-- Opening Marker --

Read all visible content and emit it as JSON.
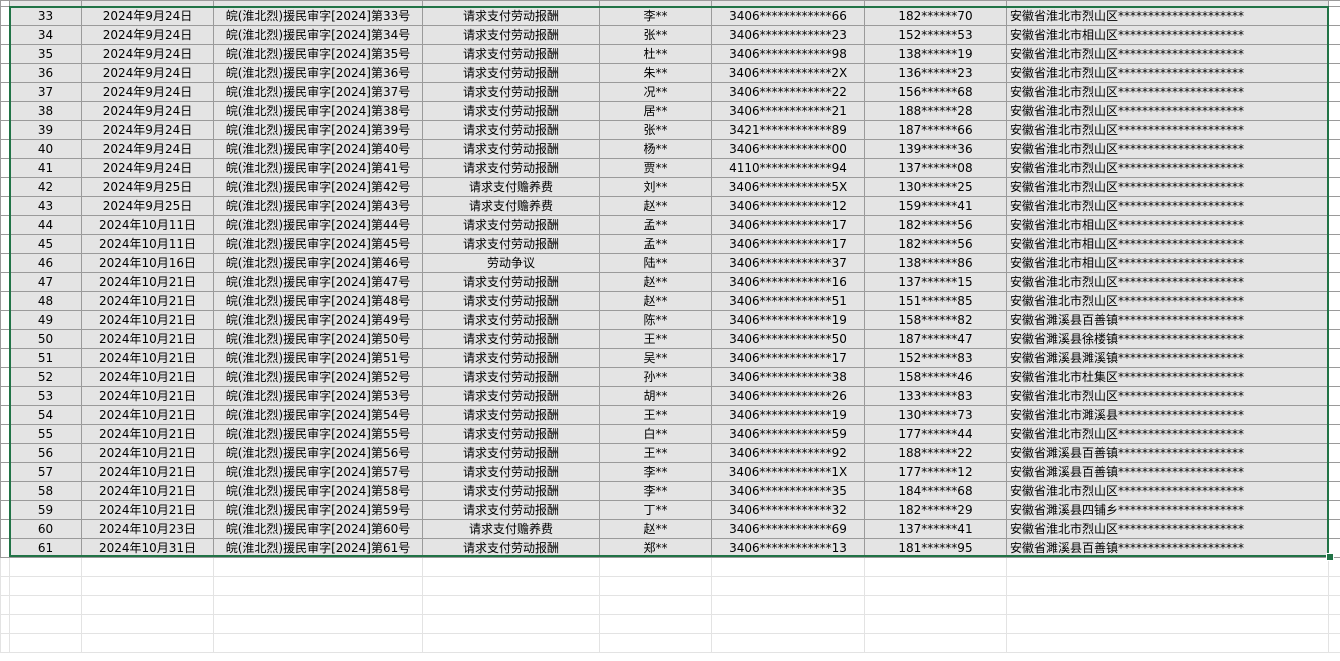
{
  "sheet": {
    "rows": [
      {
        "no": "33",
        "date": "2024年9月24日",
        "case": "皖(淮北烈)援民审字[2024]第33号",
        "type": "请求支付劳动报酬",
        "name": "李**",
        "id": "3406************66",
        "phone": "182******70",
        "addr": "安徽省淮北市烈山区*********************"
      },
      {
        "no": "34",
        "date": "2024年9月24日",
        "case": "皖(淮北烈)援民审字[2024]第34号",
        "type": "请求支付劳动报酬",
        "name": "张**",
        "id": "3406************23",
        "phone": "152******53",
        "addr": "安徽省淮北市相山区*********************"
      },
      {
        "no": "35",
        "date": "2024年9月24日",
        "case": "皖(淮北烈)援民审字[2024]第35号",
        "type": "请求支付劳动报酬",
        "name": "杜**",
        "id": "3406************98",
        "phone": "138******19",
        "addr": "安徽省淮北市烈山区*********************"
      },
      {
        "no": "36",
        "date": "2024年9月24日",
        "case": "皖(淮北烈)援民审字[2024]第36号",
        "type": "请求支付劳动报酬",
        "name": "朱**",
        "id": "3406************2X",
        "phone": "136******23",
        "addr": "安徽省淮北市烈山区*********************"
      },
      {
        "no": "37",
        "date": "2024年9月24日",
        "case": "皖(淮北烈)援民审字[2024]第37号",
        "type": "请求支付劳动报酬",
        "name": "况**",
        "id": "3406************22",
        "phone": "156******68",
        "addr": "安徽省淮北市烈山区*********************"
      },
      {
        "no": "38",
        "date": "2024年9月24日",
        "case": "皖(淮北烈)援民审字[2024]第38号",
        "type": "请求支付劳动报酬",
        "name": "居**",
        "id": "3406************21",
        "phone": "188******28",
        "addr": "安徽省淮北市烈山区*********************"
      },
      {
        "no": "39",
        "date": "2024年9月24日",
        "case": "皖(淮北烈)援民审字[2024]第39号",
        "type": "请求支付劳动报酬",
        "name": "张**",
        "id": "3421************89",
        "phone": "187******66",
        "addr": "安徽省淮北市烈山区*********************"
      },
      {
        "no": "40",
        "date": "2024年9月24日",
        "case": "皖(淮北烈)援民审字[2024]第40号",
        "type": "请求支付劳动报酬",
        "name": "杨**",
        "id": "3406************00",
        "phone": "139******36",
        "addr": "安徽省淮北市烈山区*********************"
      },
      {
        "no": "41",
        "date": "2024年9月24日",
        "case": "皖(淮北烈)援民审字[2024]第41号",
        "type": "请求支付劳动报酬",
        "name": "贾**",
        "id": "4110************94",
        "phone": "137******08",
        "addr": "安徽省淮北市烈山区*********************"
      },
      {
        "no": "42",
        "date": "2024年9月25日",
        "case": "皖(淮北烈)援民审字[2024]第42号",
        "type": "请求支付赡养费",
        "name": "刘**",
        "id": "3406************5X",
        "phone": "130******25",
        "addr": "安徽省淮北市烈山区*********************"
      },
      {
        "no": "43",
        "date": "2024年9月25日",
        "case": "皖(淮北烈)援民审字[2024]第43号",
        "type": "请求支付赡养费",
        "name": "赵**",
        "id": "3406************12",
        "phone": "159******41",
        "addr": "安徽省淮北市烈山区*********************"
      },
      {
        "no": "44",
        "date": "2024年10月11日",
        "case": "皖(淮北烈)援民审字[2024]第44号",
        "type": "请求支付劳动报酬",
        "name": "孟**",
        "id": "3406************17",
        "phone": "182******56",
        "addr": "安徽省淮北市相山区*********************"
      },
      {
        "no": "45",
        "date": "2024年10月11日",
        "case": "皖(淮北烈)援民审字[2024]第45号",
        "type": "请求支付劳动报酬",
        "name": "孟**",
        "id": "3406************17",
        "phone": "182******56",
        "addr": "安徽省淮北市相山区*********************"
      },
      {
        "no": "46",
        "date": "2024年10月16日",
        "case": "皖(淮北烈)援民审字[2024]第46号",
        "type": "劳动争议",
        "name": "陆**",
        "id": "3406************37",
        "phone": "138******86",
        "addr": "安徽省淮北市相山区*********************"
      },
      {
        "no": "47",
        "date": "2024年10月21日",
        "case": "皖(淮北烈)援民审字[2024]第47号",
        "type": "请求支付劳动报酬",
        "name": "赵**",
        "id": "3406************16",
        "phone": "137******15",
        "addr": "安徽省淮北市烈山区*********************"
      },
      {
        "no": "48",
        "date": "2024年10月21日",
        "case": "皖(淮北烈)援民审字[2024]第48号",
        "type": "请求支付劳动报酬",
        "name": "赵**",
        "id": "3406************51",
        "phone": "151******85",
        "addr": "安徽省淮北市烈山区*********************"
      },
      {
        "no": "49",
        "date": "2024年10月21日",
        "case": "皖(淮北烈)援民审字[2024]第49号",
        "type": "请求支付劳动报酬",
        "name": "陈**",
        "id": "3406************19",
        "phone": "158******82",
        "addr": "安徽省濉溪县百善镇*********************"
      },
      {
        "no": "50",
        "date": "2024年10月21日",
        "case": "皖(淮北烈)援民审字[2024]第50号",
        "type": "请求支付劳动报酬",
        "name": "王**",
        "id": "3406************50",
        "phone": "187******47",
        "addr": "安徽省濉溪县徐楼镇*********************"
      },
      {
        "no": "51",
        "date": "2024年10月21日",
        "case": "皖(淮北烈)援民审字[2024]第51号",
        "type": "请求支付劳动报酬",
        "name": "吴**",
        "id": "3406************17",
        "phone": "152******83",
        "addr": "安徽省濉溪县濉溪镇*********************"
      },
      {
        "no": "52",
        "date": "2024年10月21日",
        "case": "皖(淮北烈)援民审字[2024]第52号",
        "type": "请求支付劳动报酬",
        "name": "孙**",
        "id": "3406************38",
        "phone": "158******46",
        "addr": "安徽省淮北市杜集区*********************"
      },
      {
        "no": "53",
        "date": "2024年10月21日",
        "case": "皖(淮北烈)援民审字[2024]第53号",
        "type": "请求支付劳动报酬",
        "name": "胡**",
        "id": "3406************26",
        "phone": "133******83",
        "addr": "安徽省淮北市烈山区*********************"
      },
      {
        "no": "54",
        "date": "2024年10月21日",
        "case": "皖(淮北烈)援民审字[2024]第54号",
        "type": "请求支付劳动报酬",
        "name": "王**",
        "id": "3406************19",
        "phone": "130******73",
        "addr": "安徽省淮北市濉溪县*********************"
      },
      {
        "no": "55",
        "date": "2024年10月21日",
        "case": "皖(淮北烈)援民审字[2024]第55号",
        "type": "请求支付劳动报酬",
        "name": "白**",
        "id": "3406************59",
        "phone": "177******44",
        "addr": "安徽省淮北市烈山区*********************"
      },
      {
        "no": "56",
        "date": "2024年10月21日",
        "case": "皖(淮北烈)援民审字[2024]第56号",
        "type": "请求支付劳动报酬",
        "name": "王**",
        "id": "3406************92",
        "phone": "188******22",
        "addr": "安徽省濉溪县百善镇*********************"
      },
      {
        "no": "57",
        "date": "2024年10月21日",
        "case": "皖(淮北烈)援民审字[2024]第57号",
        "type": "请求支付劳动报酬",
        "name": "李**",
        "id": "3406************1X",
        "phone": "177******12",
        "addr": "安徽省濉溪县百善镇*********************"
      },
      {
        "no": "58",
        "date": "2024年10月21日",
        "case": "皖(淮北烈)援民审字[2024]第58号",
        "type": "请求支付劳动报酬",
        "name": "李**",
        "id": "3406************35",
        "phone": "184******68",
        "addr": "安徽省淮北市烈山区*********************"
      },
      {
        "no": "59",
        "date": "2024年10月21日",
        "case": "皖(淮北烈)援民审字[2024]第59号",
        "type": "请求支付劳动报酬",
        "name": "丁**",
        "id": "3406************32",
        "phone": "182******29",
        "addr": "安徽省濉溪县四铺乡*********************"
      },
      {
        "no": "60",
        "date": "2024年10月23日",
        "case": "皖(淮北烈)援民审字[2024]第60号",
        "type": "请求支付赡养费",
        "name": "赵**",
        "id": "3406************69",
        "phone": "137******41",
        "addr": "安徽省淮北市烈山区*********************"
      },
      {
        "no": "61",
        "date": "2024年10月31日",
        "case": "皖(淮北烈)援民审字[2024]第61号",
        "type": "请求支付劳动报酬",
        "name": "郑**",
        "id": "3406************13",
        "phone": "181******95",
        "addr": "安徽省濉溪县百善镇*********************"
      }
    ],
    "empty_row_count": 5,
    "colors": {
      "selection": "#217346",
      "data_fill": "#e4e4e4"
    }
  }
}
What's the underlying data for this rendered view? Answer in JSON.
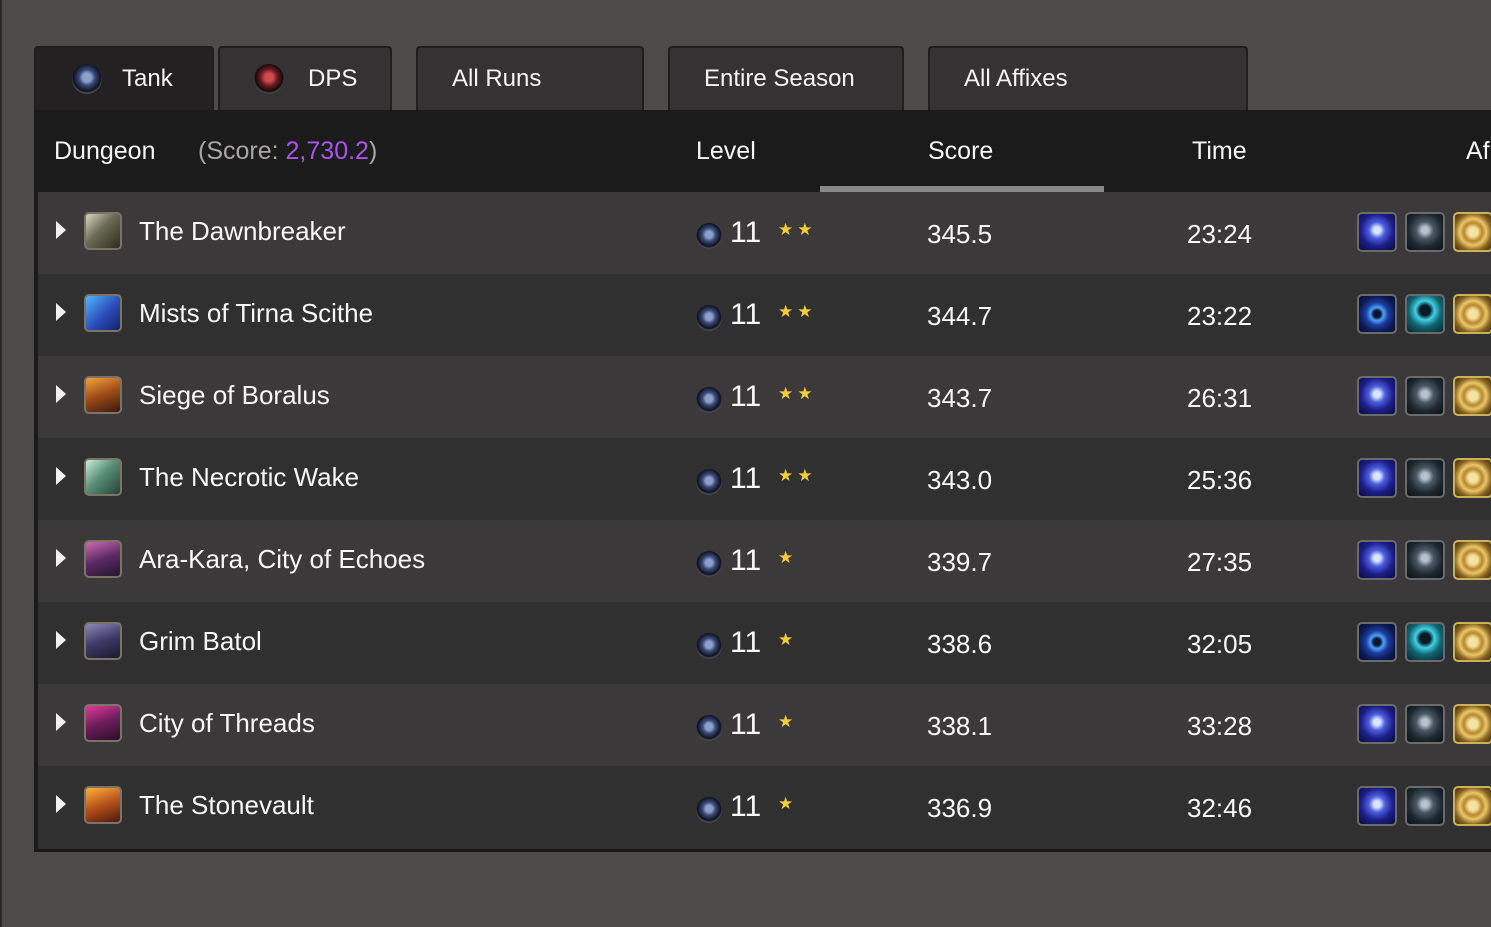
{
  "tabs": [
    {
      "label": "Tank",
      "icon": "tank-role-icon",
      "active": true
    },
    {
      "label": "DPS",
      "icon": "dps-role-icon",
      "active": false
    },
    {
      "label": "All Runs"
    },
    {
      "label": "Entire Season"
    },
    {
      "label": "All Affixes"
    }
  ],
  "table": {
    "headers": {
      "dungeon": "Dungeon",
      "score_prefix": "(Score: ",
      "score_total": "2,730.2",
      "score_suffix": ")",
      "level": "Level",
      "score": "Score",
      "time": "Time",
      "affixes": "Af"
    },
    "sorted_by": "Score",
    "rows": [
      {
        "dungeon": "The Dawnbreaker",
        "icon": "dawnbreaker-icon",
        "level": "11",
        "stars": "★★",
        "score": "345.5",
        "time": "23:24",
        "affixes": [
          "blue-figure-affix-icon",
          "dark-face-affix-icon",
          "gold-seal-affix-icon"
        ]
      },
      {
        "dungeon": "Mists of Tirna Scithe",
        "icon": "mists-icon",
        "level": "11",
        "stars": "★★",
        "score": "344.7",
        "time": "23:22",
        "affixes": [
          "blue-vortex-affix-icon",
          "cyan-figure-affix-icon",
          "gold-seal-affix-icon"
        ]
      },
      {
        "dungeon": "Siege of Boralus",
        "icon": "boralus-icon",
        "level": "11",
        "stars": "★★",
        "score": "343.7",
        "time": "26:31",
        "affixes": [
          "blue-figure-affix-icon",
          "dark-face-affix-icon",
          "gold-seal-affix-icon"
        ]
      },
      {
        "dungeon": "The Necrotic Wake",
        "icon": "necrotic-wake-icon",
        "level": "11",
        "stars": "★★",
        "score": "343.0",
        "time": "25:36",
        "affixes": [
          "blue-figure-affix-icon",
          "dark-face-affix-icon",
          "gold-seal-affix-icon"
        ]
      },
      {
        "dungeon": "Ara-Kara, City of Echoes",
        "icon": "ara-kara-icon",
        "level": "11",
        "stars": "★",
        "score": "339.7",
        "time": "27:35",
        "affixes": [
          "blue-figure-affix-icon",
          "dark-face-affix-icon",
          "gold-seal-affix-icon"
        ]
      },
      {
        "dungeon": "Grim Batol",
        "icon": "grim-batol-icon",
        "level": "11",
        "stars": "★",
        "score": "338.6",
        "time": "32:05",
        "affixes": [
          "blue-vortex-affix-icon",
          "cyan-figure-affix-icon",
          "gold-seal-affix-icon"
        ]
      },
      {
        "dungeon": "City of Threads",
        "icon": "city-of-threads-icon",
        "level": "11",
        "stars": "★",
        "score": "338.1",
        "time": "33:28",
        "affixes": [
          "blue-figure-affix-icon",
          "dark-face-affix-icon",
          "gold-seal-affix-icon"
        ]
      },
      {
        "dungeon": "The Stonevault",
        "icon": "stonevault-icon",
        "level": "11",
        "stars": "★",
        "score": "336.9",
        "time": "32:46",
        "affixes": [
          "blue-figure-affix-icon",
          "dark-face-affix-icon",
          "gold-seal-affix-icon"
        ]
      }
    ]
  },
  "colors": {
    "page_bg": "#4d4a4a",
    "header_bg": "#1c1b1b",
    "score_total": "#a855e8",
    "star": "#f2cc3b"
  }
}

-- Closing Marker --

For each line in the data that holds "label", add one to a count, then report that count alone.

5